(Try it):
Among the entries below, find every line that has "this" and pull it out.
*** Material provided ***
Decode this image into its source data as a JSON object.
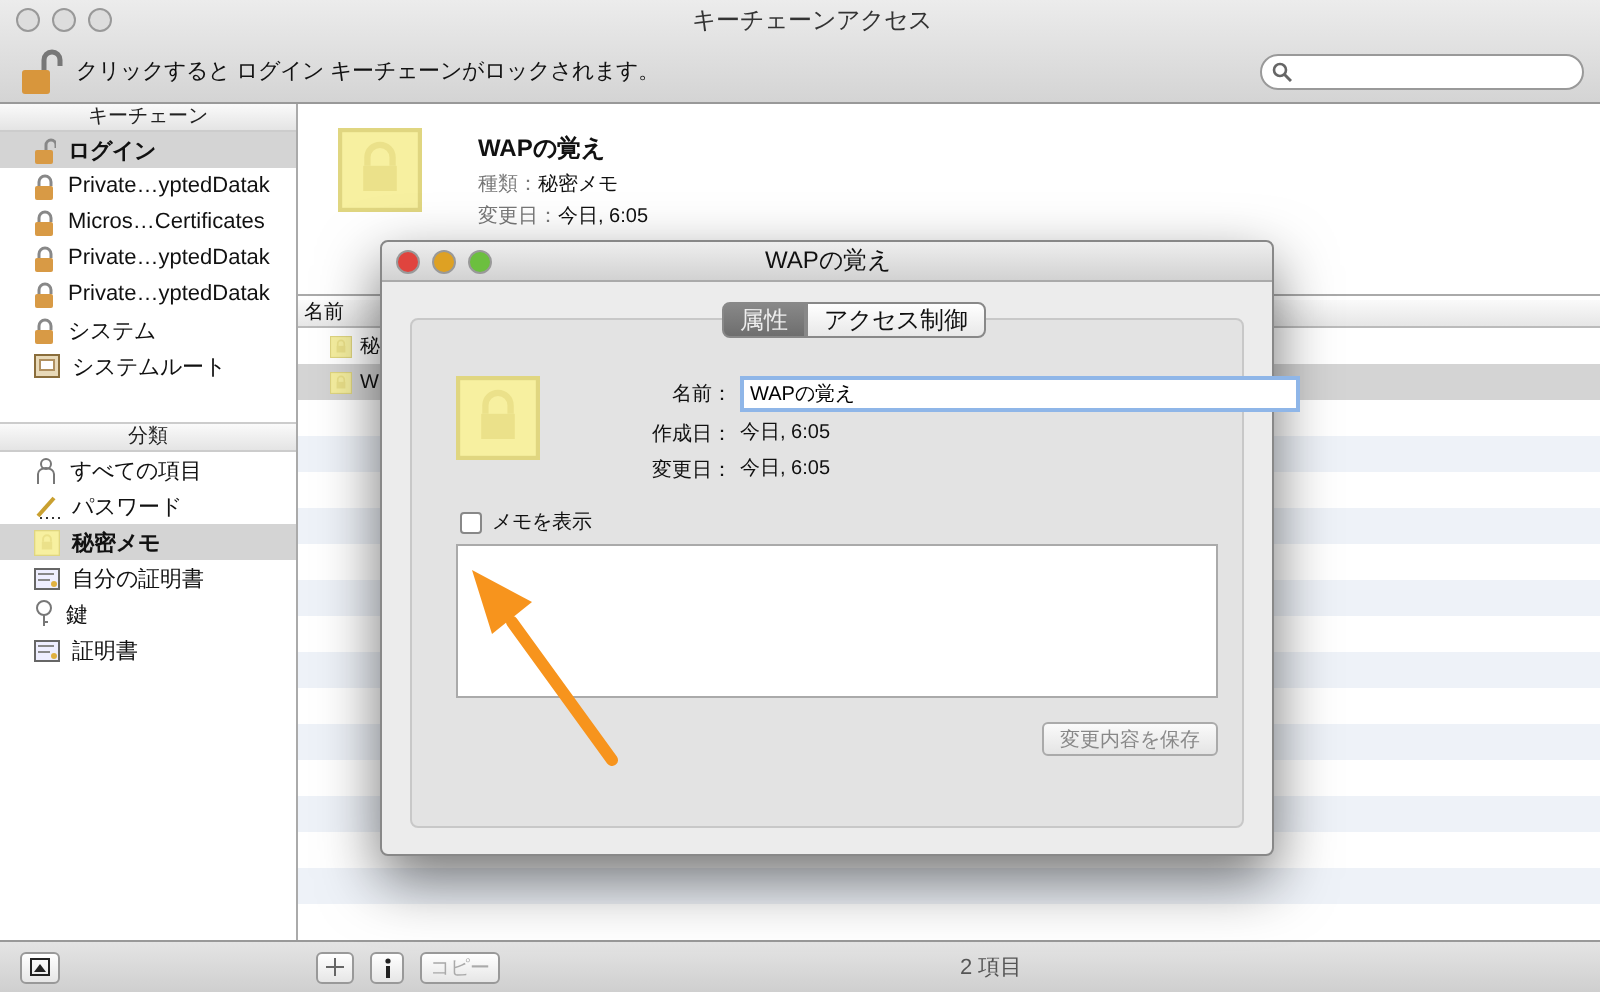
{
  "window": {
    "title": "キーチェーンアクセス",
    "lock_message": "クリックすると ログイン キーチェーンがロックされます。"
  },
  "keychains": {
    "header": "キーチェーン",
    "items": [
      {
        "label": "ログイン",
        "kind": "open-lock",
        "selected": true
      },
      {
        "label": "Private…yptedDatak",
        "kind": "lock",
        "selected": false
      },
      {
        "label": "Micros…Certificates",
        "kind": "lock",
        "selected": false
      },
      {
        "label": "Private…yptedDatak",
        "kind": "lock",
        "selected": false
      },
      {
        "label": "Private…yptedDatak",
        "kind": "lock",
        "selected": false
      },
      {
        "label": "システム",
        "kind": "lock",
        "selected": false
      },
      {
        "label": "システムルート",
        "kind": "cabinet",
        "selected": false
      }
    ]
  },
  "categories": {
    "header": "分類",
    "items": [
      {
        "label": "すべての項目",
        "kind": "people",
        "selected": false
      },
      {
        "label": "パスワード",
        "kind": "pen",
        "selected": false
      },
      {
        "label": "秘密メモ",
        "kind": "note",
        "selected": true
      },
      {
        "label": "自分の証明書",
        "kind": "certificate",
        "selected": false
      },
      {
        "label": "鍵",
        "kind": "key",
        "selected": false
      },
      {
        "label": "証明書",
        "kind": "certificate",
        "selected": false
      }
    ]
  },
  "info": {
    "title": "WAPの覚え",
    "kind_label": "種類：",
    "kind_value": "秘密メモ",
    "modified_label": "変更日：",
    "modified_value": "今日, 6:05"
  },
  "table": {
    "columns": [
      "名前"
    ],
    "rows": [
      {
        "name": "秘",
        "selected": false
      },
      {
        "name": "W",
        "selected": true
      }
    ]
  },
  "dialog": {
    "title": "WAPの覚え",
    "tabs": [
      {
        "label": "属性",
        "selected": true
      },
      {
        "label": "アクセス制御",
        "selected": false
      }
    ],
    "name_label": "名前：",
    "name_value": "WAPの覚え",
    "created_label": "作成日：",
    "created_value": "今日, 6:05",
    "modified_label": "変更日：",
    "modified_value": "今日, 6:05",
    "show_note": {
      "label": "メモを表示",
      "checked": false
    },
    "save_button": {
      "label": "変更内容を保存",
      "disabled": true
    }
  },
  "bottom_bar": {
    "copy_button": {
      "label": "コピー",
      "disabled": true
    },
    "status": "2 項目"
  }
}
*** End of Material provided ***
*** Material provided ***
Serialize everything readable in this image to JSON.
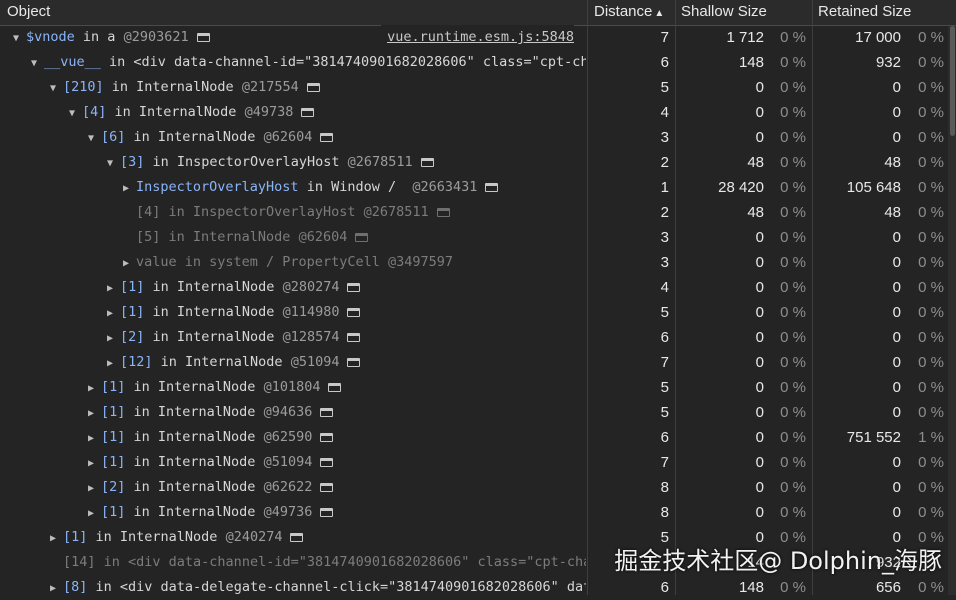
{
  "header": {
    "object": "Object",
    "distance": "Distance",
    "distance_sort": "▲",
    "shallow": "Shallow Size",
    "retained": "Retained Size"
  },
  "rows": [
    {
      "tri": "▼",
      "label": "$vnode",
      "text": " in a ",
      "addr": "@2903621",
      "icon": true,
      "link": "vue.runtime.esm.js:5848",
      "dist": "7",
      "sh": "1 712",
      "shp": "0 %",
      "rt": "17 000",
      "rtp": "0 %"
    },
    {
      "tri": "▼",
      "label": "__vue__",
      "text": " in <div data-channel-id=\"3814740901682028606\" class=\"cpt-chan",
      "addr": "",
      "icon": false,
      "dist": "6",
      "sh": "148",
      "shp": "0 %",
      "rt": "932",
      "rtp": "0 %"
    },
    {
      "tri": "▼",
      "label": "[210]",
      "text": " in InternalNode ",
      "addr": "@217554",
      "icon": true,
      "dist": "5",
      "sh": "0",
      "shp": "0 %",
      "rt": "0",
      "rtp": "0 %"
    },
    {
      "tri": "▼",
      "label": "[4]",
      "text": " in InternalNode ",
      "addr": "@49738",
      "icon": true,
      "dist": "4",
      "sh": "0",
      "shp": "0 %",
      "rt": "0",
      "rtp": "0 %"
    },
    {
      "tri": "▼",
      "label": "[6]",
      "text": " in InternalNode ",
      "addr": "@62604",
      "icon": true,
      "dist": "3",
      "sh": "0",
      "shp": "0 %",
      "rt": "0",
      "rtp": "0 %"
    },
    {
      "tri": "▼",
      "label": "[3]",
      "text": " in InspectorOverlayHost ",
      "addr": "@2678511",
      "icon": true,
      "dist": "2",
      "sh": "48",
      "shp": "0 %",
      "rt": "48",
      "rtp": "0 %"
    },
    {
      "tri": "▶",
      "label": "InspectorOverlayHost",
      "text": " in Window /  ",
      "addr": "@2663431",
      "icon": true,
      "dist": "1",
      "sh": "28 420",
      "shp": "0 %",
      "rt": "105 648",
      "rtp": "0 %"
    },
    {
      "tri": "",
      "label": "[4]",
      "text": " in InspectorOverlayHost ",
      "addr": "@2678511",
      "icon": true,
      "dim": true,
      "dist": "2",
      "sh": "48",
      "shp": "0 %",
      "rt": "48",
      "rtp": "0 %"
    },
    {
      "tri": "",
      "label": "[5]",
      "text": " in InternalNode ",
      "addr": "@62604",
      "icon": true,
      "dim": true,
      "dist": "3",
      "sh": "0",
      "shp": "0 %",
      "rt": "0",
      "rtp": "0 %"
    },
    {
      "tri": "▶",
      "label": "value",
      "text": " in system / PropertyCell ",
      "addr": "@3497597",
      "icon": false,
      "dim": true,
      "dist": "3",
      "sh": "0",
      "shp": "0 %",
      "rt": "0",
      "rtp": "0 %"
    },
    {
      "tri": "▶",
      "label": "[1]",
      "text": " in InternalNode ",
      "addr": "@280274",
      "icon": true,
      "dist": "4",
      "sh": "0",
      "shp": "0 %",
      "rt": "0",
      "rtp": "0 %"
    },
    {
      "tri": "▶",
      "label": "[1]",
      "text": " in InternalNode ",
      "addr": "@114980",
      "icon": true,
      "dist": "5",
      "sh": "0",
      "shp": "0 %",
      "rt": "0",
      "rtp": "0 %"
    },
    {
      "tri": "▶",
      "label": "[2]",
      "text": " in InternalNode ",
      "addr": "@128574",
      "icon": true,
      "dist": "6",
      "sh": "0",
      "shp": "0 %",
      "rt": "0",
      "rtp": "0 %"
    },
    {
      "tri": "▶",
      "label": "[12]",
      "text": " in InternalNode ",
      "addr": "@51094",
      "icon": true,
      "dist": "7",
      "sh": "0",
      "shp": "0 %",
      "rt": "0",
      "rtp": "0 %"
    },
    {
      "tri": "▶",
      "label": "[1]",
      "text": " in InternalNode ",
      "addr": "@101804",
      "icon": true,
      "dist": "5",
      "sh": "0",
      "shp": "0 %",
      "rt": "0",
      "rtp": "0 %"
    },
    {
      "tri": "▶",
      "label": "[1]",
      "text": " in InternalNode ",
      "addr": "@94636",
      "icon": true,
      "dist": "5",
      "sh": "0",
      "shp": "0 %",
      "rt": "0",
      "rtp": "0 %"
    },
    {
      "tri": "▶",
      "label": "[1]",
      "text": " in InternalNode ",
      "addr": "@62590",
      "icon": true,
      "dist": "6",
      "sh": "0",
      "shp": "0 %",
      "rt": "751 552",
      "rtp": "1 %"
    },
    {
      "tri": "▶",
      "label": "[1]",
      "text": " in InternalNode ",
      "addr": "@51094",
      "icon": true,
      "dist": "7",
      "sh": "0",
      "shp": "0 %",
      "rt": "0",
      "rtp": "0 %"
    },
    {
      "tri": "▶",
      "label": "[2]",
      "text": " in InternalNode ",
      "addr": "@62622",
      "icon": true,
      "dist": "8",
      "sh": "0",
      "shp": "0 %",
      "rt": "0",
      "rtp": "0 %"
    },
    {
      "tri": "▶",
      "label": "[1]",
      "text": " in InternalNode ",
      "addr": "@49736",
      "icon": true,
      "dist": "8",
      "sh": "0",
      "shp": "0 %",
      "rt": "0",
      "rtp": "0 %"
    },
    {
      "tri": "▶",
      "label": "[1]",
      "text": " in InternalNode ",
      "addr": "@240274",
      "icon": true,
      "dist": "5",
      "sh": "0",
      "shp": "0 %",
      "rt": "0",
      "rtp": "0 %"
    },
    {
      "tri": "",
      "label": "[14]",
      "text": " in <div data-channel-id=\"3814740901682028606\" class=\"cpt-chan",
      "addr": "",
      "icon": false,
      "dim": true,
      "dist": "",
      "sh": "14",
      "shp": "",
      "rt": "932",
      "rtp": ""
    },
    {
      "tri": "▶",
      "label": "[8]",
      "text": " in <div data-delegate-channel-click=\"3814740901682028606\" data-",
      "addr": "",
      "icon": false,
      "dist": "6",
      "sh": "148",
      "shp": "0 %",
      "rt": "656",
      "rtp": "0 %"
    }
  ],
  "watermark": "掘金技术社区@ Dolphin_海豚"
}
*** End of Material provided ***
(Task output):
Decode this image into its source data as a JSON object.
Serialize everything readable in this image to JSON.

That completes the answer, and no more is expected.